Data records
****************
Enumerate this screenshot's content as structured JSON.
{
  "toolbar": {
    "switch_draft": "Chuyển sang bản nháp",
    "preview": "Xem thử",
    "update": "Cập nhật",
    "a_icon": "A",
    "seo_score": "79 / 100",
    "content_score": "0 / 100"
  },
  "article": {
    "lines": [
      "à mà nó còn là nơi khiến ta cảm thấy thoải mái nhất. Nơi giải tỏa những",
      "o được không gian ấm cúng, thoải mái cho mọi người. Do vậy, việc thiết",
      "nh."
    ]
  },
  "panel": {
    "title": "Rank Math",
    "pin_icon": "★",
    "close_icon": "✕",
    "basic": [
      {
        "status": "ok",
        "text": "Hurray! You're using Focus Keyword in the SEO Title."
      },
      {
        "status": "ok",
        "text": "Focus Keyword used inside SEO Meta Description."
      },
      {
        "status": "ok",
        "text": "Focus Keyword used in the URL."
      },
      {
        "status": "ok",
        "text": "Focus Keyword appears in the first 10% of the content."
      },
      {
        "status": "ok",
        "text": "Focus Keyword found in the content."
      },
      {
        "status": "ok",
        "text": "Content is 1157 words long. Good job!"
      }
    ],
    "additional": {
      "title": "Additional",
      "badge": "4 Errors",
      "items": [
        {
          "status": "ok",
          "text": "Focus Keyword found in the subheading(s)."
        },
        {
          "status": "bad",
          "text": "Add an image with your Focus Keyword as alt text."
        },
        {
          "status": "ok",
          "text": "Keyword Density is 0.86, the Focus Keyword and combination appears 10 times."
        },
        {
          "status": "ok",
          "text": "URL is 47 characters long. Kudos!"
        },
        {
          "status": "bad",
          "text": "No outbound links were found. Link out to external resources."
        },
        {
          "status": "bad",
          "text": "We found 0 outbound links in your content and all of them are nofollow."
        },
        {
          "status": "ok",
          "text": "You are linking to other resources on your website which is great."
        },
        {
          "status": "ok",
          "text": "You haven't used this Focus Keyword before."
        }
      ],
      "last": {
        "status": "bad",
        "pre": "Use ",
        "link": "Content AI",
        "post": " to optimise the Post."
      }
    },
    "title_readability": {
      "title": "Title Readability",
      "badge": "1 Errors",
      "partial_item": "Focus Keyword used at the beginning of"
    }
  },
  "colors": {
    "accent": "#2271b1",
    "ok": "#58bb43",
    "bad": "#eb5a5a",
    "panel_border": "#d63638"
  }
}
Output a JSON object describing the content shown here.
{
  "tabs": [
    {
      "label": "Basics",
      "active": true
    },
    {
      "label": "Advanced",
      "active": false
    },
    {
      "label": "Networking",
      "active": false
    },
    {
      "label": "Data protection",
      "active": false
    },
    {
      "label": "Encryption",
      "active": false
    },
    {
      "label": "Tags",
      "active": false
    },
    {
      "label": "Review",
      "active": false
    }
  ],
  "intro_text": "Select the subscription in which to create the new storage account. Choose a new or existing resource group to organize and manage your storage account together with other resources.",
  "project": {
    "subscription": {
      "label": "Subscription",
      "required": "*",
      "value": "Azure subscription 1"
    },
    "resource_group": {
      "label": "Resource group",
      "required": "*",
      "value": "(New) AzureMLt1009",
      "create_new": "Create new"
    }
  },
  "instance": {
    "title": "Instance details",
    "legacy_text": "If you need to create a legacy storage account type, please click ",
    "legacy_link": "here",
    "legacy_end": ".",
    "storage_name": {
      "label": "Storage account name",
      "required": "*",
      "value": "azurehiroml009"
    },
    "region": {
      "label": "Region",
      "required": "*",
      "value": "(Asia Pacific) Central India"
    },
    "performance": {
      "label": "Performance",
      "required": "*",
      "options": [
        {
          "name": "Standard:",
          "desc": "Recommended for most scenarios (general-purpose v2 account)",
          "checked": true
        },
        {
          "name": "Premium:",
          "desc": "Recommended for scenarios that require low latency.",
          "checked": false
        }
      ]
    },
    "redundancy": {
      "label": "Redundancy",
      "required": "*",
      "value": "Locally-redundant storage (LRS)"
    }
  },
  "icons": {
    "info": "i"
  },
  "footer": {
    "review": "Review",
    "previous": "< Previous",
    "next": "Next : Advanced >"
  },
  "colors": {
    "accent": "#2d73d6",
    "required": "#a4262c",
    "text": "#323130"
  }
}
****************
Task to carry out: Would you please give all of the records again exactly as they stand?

Answer box:
Enumerate this screenshot's content as structured JSON.
{
  "toolbar": {
    "switch_draft": "Chuyển sang bản nháp",
    "preview": "Xem thử",
    "update": "Cập nhật",
    "a_icon": "A",
    "seo_score": "79 / 100",
    "content_score": "0 / 100"
  },
  "article": {
    "lines": [
      "à mà nó còn là nơi khiến ta cảm thấy thoải mái nhất. Nơi giải tỏa những",
      "o được không gian ấm cúng, thoải mái cho mọi người. Do vậy, việc thiết",
      "nh."
    ]
  },
  "panel": {
    "title": "Rank Math",
    "pin_icon": "★",
    "close_icon": "✕",
    "basic": [
      {
        "status": "ok",
        "text": "Hurray! You're using Focus Keyword in the SEO Title."
      },
      {
        "status": "ok",
        "text": "Focus Keyword used inside SEO Meta Description."
      },
      {
        "status": "ok",
        "text": "Focus Keyword used in the URL."
      },
      {
        "status": "ok",
        "text": "Focus Keyword appears in the first 10% of the content."
      },
      {
        "status": "ok",
        "text": "Focus Keyword found in the content."
      },
      {
        "status": "ok",
        "text": "Content is 1157 words long. Good job!"
      }
    ],
    "additional": {
      "title": "Additional",
      "badge": "4 Errors",
      "items": [
        {
          "status": "ok",
          "text": "Focus Keyword found in the subheading(s)."
        },
        {
          "status": "bad",
          "text": "Add an image with your Focus Keyword as alt text."
        },
        {
          "status": "ok",
          "text": "Keyword Density is 0.86, the Focus Keyword and combination appears 10 times."
        },
        {
          "status": "ok",
          "text": "URL is 47 characters long. Kudos!"
        },
        {
          "status": "bad",
          "text": "No outbound links were found. Link out to external resources."
        },
        {
          "status": "bad",
          "text": "We found 0 outbound links in your content and all of them are nofollow."
        },
        {
          "status": "ok",
          "text": "You are linking to other resources on your website which is great."
        },
        {
          "status": "ok",
          "text": "You haven't used this Focus Keyword before."
        }
      ],
      "last": {
        "status": "bad",
        "pre": "Use ",
        "link": "Content AI",
        "post": " to optimise the Post."
      }
    },
    "title_readability": {
      "title": "Title Readability",
      "badge": "1 Errors",
      "partial_item": "Focus Keyword used at the beginning of"
    }
  },
  "colors": {
    "accent": "#2271b1",
    "ok": "#58bb43",
    "bad": "#eb5a5a",
    "panel_border": "#d63638"
  }
}
Output a JSON object describing the content shown here.
{
  "tabs": [
    {
      "label": "Basics",
      "active": true
    },
    {
      "label": "Advanced",
      "active": false
    },
    {
      "label": "Networking",
      "active": false
    },
    {
      "label": "Data protection",
      "active": false
    },
    {
      "label": "Encryption",
      "active": false
    },
    {
      "label": "Tags",
      "active": false
    },
    {
      "label": "Review",
      "active": false
    }
  ],
  "intro_text": "Select the subscription in which to create the new storage account. Choose a new or existing resource group to organize and manage your storage account together with other resources.",
  "project": {
    "subscription": {
      "label": "Subscription",
      "required": "*",
      "value": "Azure subscription 1"
    },
    "resource_group": {
      "label": "Resource group",
      "required": "*",
      "value": "(New) AzureMLt1009",
      "create_new": "Create new"
    }
  },
  "instance": {
    "title": "Instance details",
    "legacy_text": "If you need to create a legacy storage account type, please click ",
    "legacy_link": "here",
    "legacy_end": ".",
    "storage_name": {
      "label": "Storage account name",
      "required": "*",
      "value": "azurehiroml009"
    },
    "region": {
      "label": "Region",
      "required": "*",
      "value": "(Asia Pacific) Central India"
    },
    "performance": {
      "label": "Performance",
      "required": "*",
      "options": [
        {
          "name": "Standard:",
          "desc": "Recommended for most scenarios (general-purpose v2 account)",
          "checked": true
        },
        {
          "name": "Premium:",
          "desc": "Recommended for scenarios that require low latency.",
          "checked": false
        }
      ]
    },
    "redundancy": {
      "label": "Redundancy",
      "required": "*",
      "value": "Locally-redundant storage (LRS)"
    }
  },
  "icons": {
    "info": "i"
  },
  "footer": {
    "review": "Review",
    "previous": "< Previous",
    "next": "Next : Advanced >"
  },
  "colors": {
    "accent": "#2d73d6",
    "required": "#a4262c",
    "text": "#323130"
  }
}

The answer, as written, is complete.